May 22, 2017£360 – £594
The Improving Mental Health Support for Asylum Seekers and Refugees CPD conference to be held in London on 22nd May 2017. Developed by the Tavistock and Portman NHS Foundation Trust in collaboration with MIND, the Refugee Council and Médecins du Monde, and chaired by Guglielmo Schinina, Head of Mental Health, The International Organization for Migration, the conference will consider the mental health concerns and needs of refugee communities, and look at developing services and systems to support them.
Topics will include:
- The refugee perspective: the lived experience
- Pathways to appropriate mental health support for asylum seekers and refugees
- Developing local services and responses
- Ensuring front line staff have the capacity and competence to support asylum seekers and refugees
- Delivering psychosocial support to refugees
- Providing assess to healthcare for refugees arriving in the UK, mental health crisis support, and meeting IASC guidelines
- Working with asylum seekers and refugees who have experienced trauma
- Supporting refugees and asylum seekers who hear voices

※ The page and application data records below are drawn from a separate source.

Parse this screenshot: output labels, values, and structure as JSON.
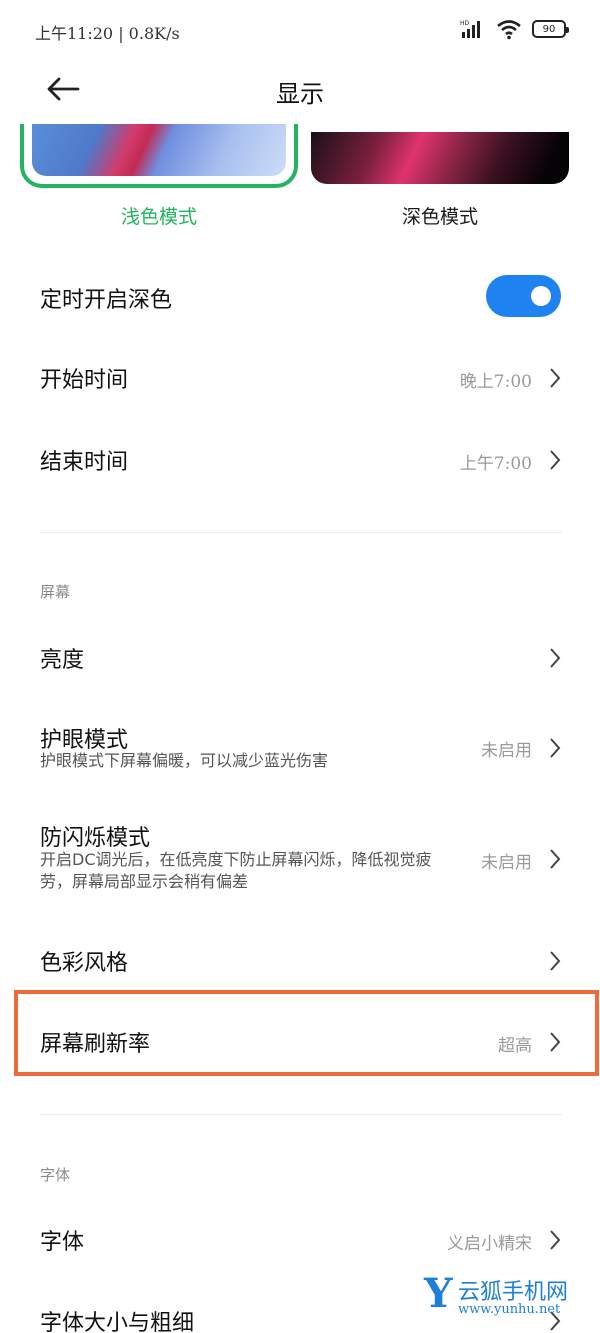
{
  "status_bar": {
    "time_speed": "上午11:20 | 0.8K/s",
    "battery": "90"
  },
  "header": {
    "title": "显示"
  },
  "theme": {
    "light_label": "浅色模式",
    "dark_label": "深色模式",
    "selected": "light",
    "accent_color": "#22b45f"
  },
  "dark_schedule": {
    "title": "定时开启深色",
    "enabled": true,
    "start": {
      "title": "开始时间",
      "value": "晚上7:00"
    },
    "end": {
      "title": "结束时间",
      "value": "上午7:00"
    }
  },
  "screen_section": {
    "header": "屏幕",
    "items": [
      {
        "title": "亮度",
        "value": ""
      },
      {
        "title": "护眼模式",
        "subtitle": "护眼模式下屏幕偏暖，可以减少蓝光伤害",
        "value": "未启用"
      },
      {
        "title": "防闪烁模式",
        "subtitle": "开启DC调光后，在低亮度下防止屏幕闪烁，降低视觉疲劳，屏幕局部显示会稍有偏差",
        "value": "未启用"
      },
      {
        "title": "色彩风格",
        "value": ""
      },
      {
        "title": "屏幕刷新率",
        "value": "超高"
      }
    ]
  },
  "font_section": {
    "header": "字体",
    "items": [
      {
        "title": "字体",
        "value": "义启小精宋"
      },
      {
        "title": "字体大小与粗细",
        "value": ""
      }
    ]
  },
  "watermark": {
    "letter": "Y",
    "name": "云狐手机网",
    "url": "www.yunhu.net"
  },
  "colors": {
    "toggle_on": "#1e82f0",
    "highlight": "#ec6b3d"
  }
}
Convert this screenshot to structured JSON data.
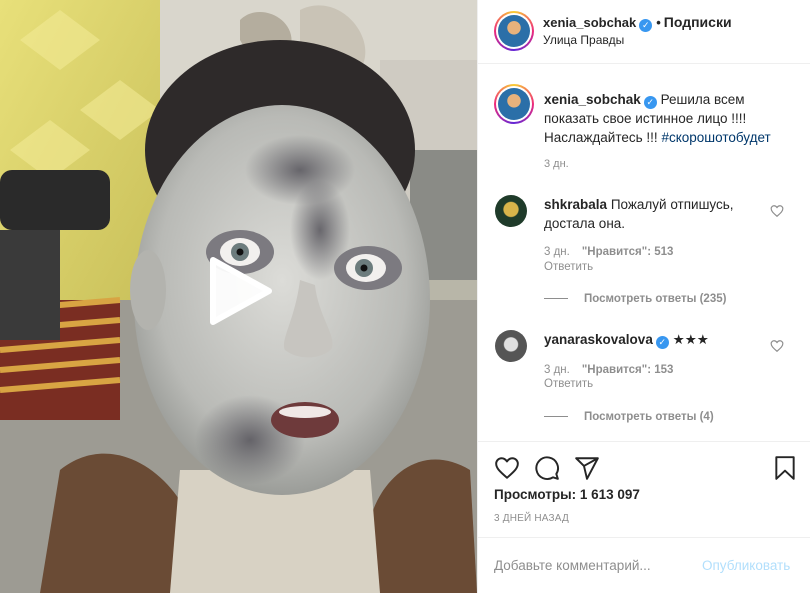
{
  "post": {
    "username": "xenia_sobchak",
    "follow_label": "Подписки",
    "location": "Улица Правды",
    "caption": {
      "text": "Решила всем показать свое истинное лицо !!!! Наслаждайтесь !!! ",
      "hashtag": "#скорошотобудет",
      "time": "3 дн."
    }
  },
  "comments": [
    {
      "username": "shkrabala",
      "text": "Пожалуй отпишусь, достала она.",
      "time": "3 дн.",
      "likes": "\"Нравится\": 513",
      "reply_label": "Ответить",
      "view_replies": "Посмотреть ответы (235)"
    },
    {
      "username": "yanaraskovalova",
      "text": "★★★",
      "time": "3 дн.",
      "likes": "\"Нравится\": 153",
      "reply_label": "Ответить",
      "view_replies": "Посмотреть ответы (4)"
    }
  ],
  "stats": {
    "views": "Просмотры: 1 613 097",
    "date": "3 ДНЕЙ НАЗАД"
  },
  "composer": {
    "placeholder": "Добавьте комментарий...",
    "publish_label": "Опубликовать"
  },
  "icons": {
    "like": "heart-icon",
    "comment": "comment-icon",
    "share": "share-icon",
    "save": "bookmark-icon",
    "play": "play-icon",
    "verified": "verified-badge-icon"
  },
  "colors": {
    "accent": "#3897f0",
    "link": "#00376b",
    "muted": "#8e8e8e",
    "publish_disabled": "#b2dffc"
  }
}
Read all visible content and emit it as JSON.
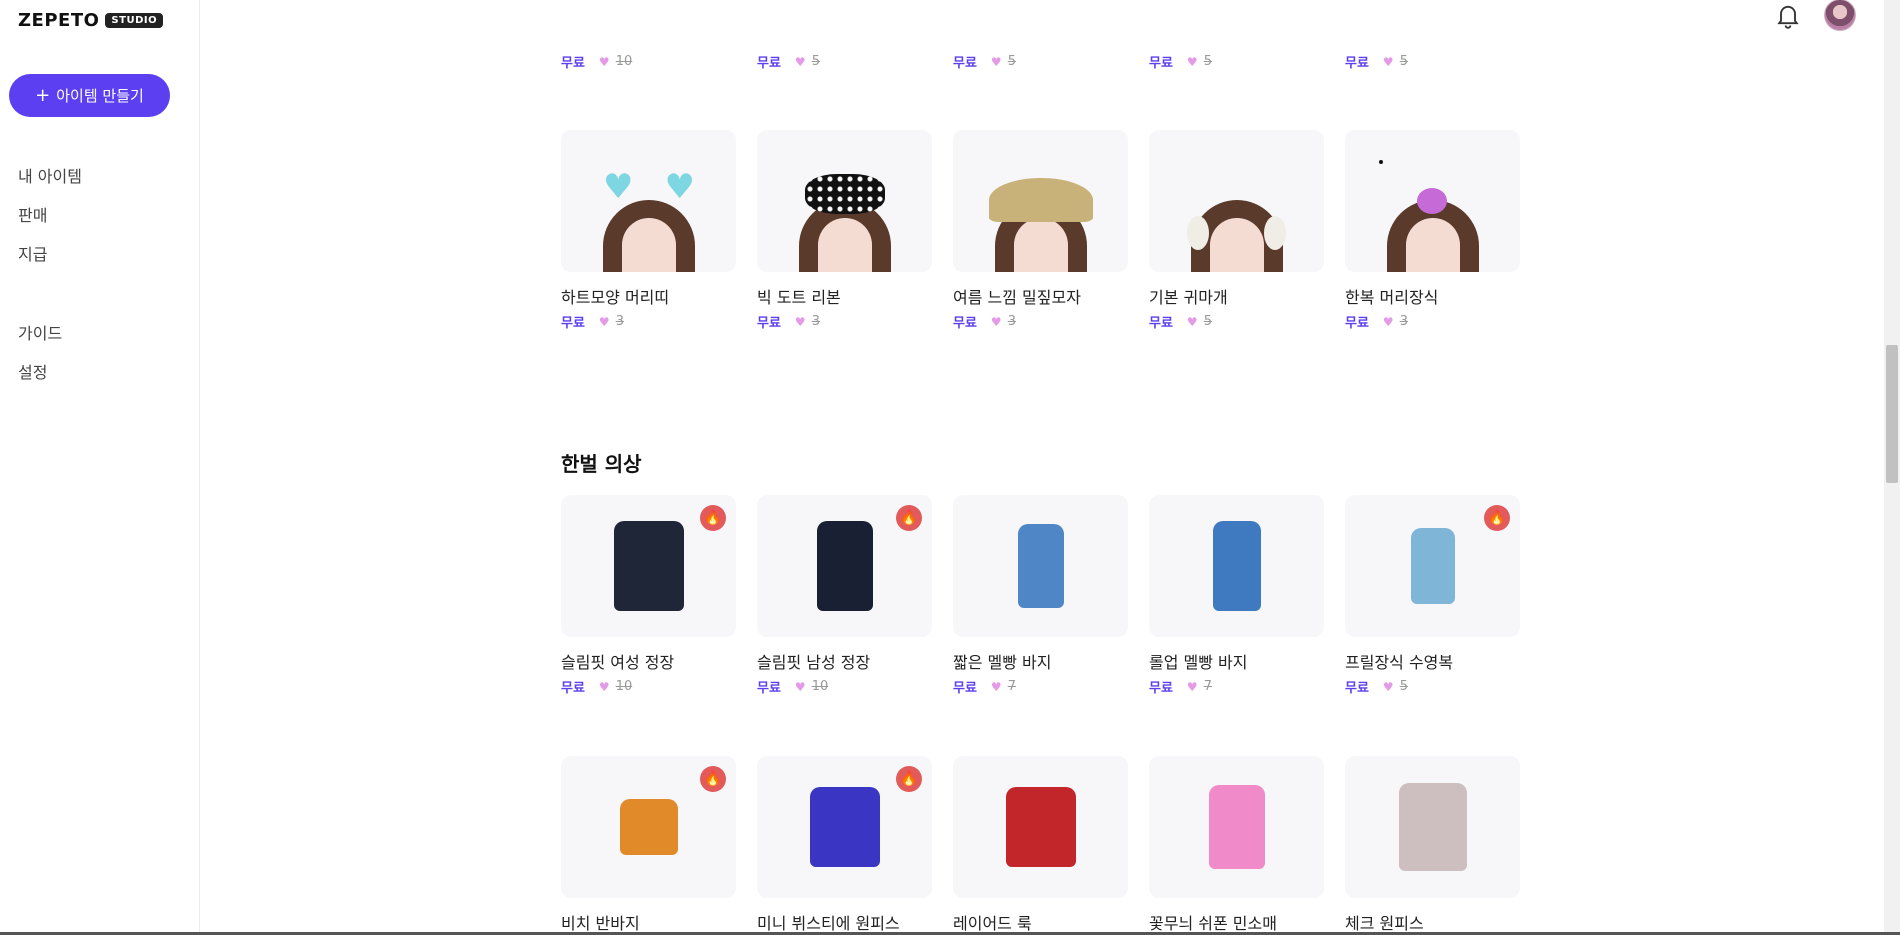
{
  "app": {
    "logo_text": "ZEPETO",
    "logo_badge": "STUDIO"
  },
  "sidebar": {
    "create_label": "아이템 만들기",
    "nav_group1": [
      "내 아이템",
      "판매",
      "지급"
    ],
    "nav_group2": [
      "가이드",
      "설정"
    ]
  },
  "colors": {
    "accent": "#5b3ff0",
    "hot_badge": "#e35a5a",
    "gem": "#e59ae8"
  },
  "partial_row": [
    {
      "free": "무료",
      "old": "10"
    },
    {
      "free": "무료",
      "old": "5"
    },
    {
      "free": "무료",
      "old": "5"
    },
    {
      "free": "무료",
      "old": "5"
    },
    {
      "free": "무료",
      "old": "5"
    }
  ],
  "accessories": [
    {
      "name": "하트모양 머리띠",
      "free": "무료",
      "old": "3",
      "icon": "heart-headband"
    },
    {
      "name": "빅 도트 리본",
      "free": "무료",
      "old": "3",
      "icon": "dot-ribbon"
    },
    {
      "name": "여름 느낌 밀짚모자",
      "free": "무료",
      "old": "3",
      "icon": "straw-hat"
    },
    {
      "name": "기본 귀마개",
      "free": "무료",
      "old": "5",
      "icon": "earmuffs"
    },
    {
      "name": "한복 머리장식",
      "free": "무료",
      "old": "3",
      "icon": "hanbok-hairpin"
    }
  ],
  "outfit_section_title": "한벌 의상",
  "outfits": [
    {
      "name": "슬림핏 여성 정장",
      "free": "무료",
      "old": "10",
      "hot": true,
      "color": "#1f2638"
    },
    {
      "name": "슬림핏 남성 정장",
      "free": "무료",
      "old": "10",
      "hot": true,
      "color": "#1a2033"
    },
    {
      "name": "짧은 멜빵 바지",
      "free": "무료",
      "old": "7",
      "hot": false,
      "color": "#4f86c6"
    },
    {
      "name": "롤업 멜빵 바지",
      "free": "무료",
      "old": "7",
      "hot": false,
      "color": "#3f7ac0"
    },
    {
      "name": "프릴장식 수영복",
      "free": "무료",
      "old": "5",
      "hot": true,
      "color": "#7fb6d8"
    }
  ],
  "outfits2": [
    {
      "name": "비치 반바지",
      "hot": true,
      "color": "#e08a2a"
    },
    {
      "name": "미니 뷔스티에 원피스",
      "hot": true,
      "color": "#3b35c4"
    },
    {
      "name": "레이어드 룩",
      "hot": false,
      "color": "#c2262b"
    },
    {
      "name": "꽃무늬 쉬폰 민소매",
      "hot": false,
      "color": "#f08ac8"
    },
    {
      "name": "체크 원피스",
      "hot": false,
      "color": "#cdbfc0"
    }
  ]
}
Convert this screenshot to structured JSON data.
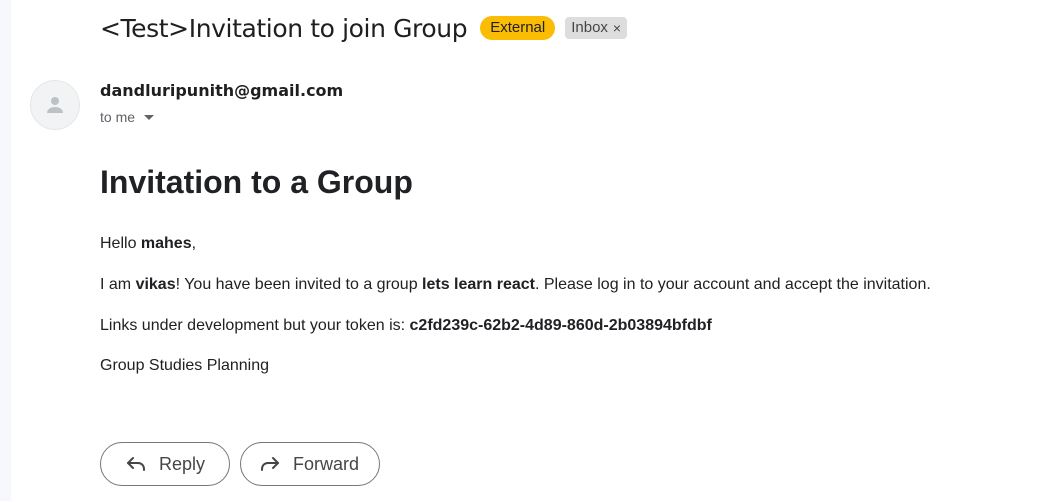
{
  "email": {
    "subject": "<Test>Invitation to join Group",
    "labels": {
      "external": "External",
      "inbox": "Inbox",
      "inbox_remove": "×"
    },
    "sender": "dandluripunith@gmail.com",
    "recipient": "to me"
  },
  "body": {
    "heading": "Invitation to a Group",
    "greeting": {
      "prefix": "Hello ",
      "name": "mahes",
      "suffix": ","
    },
    "invite": {
      "prefix": "I am ",
      "inviter": "vikas",
      "middle": "! You have been invited to a group ",
      "group": "lets learn react",
      "suffix": ". Please log in to your account and accept the invitation."
    },
    "token_line": {
      "prefix": "Links under development but your token is: ",
      "token": "c2fd239c-62b2-4d89-860d-2b03894bfdbf"
    },
    "signature": "Group Studies Planning"
  },
  "actions": {
    "reply": "Reply",
    "forward": "Forward"
  },
  "colors": {
    "external_badge": "#fbbc04",
    "inbox_badge": "#dddddd",
    "text": "#202124",
    "muted": "#5f6368"
  },
  "icons": {
    "avatar": "person-icon",
    "recipient_details": "caret-down-icon",
    "reply": "reply-arrow-icon",
    "forward": "forward-arrow-icon"
  }
}
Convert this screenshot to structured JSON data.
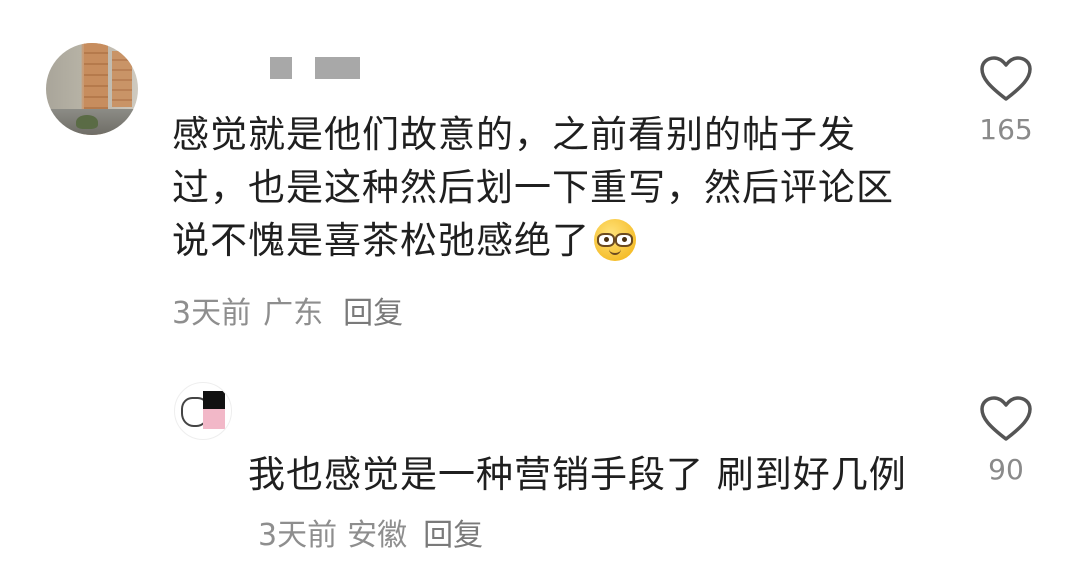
{
  "comments": [
    {
      "text": "感觉就是他们故意的，之前看别的帖子发过，也是这种然后划一下重写，然后评论区说不愧是喜茶松弛感绝了",
      "emoji": "glasses-smile-emoji",
      "time": "3天前",
      "location": "广东",
      "reply_label": "回复",
      "likes": "165",
      "like_icon": "heart-outline-icon"
    },
    {
      "text": "我也感觉是一种营销手段了 刷到好几例",
      "time": "3天前",
      "location": "安徽",
      "reply_label": "回复",
      "likes": "90",
      "like_icon": "heart-outline-icon"
    }
  ],
  "colors": {
    "text": "#1f1f1f",
    "meta": "#8e8e8e",
    "like_icon": "#555555",
    "background": "#ffffff"
  }
}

Since 2005 the Tavistock and Portman NHS Foundation Trust has run a specialist CAMHS service for Refugees and Asylum Seekers offering a range of individual, family, group and community interventions. Over the course of the last year the service has seen an acute rise in referrals particularly of Unaccompanied Asylum Seeking Children (UASC) following the dismantling of the “Calais jungle” in October 2016 by the French authorities. Through the closure of the camp, The Home Office estimates there are up to 400 young people from countries including Syria, Afghanistan and Kuwait’s stateless Bidoon community that have become resettled in the UK.* The increase in demand for our services has led to new ways of working including the development of psychosocial interventions in association with voluntary providers. The impact upon our services, and the complexity of the trauma these young people present demands a very high level of resilience and management supervision. This is echoed by colleagues in other services nationally, approaching the Tavistock for guidance and training support for their front line staff confronting the same issues. The service works closely with cultural advocates and interpreters running community outreach programmes for Afghani, Congolese, Somali and other communities.